Gillette, Wyo., to Chamberlain, S.D.

We got a late start (again), so this will be a short post.

Heading east from Gillette, Wyo., we left the Far West behind and entered the Great Plains. It’s still spring, so the grasslands were brilliant green. As we entered the Black Hills of South Dakota, we saw how they got their name: in contrast to the grasslands, the hills covered with conifers appear black.

The Black Hills of South Dakota as seen across the grasslands

Carol asked a pleasant man at the visitor center just over the South Dakota border if there was anything we should see. He recommended the auto tour route through Badlands National Park. The more popular viewpoints were pretty crowded, with many overweight tourists. We decided to hike part of the Castle Trail. Within a half mile from the trailhead parking lot, there were no other people. It took an hour to go two miles, because I kept stopping to take photos of flowers (Plains Pricklypear, Sego Lily, several flowers in the legume family, etc.) and birds (Rock Wren, Say’s Phoebe, Red-winged Blackbird, etc.) and even a few photos of the dramatic landscape.
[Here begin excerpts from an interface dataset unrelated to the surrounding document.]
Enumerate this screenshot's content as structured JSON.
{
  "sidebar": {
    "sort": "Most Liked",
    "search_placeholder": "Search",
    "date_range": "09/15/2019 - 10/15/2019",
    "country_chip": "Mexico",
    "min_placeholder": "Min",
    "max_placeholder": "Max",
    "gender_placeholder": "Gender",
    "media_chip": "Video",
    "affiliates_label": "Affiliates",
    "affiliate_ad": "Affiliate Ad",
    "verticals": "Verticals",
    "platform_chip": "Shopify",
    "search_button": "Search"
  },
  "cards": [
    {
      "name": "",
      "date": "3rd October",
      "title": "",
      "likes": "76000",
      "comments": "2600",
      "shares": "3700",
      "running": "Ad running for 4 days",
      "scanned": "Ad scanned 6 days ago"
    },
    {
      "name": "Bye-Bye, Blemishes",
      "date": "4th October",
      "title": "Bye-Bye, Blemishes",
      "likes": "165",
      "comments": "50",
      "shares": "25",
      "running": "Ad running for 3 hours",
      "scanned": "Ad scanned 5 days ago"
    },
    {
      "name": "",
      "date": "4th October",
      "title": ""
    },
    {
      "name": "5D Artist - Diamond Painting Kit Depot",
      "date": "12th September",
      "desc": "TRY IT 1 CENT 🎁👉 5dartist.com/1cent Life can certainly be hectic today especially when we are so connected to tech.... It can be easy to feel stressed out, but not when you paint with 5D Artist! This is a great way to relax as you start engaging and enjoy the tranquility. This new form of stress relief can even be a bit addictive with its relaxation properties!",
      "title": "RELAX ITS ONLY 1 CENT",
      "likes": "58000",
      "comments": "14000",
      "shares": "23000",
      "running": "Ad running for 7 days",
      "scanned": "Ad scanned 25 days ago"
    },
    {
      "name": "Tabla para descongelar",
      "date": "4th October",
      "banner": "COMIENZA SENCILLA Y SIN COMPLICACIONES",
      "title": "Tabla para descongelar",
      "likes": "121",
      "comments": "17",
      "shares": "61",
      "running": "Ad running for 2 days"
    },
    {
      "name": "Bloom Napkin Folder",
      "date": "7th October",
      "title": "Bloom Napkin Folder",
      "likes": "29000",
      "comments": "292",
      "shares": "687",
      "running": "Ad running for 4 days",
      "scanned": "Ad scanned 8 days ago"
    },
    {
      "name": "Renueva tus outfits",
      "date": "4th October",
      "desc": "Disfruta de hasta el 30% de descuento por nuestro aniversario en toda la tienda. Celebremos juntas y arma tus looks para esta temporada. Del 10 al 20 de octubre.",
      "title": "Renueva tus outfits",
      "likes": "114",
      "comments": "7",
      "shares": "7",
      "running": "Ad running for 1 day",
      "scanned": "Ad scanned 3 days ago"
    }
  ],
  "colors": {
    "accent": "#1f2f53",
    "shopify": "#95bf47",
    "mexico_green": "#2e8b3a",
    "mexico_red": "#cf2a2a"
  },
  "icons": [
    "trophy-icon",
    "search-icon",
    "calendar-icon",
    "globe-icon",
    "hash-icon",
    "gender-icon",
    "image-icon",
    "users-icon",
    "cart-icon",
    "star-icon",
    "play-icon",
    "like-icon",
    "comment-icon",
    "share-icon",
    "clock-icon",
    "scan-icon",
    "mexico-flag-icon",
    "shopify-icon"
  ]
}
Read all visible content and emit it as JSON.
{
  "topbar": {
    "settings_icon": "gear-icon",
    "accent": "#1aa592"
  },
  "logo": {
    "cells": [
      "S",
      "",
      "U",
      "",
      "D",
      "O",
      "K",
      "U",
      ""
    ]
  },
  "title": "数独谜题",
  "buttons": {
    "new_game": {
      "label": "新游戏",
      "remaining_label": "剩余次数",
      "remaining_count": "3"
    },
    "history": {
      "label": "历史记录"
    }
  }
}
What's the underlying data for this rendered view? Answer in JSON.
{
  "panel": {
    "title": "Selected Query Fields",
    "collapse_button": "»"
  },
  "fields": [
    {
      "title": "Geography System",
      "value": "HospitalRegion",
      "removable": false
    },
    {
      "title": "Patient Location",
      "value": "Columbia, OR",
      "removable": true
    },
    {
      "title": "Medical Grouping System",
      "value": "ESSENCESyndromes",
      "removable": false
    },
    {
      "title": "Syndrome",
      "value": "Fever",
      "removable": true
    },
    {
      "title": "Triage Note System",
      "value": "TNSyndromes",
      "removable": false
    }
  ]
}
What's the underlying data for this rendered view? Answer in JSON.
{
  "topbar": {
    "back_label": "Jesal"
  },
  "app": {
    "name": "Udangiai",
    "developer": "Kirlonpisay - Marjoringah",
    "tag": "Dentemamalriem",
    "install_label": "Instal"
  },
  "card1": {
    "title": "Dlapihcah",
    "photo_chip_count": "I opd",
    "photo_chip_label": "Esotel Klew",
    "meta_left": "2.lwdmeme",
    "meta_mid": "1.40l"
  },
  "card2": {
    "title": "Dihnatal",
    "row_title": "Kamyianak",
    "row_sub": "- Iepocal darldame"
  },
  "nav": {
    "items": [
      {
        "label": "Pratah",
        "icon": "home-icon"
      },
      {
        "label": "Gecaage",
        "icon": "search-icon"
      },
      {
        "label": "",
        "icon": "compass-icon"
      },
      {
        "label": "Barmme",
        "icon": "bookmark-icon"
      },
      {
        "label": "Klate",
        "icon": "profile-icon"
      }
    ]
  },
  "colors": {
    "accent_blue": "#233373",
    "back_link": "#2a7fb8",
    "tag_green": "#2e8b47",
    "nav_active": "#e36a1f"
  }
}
Along Castle Trail, Badlands National Park

By the time we got to the Saddle Pass Trail, the sky was looking pretty dark. Lightning flashed in the distance.

Dark clouds from Saddle Pass

We headed back as quickly as we could; the return trip took a little less than half an hour. A few drops of rain starting falling as we got into our car.

Light rain continued most of the way from Badlands National Park to Chamberlain, S.D. And right now, the rain is coming down in buckets, pounding on the roof of the motel. “We got here just in time,” Carol just said. “It would not have been fun driving in that.”

My iNaturalist observations for June 24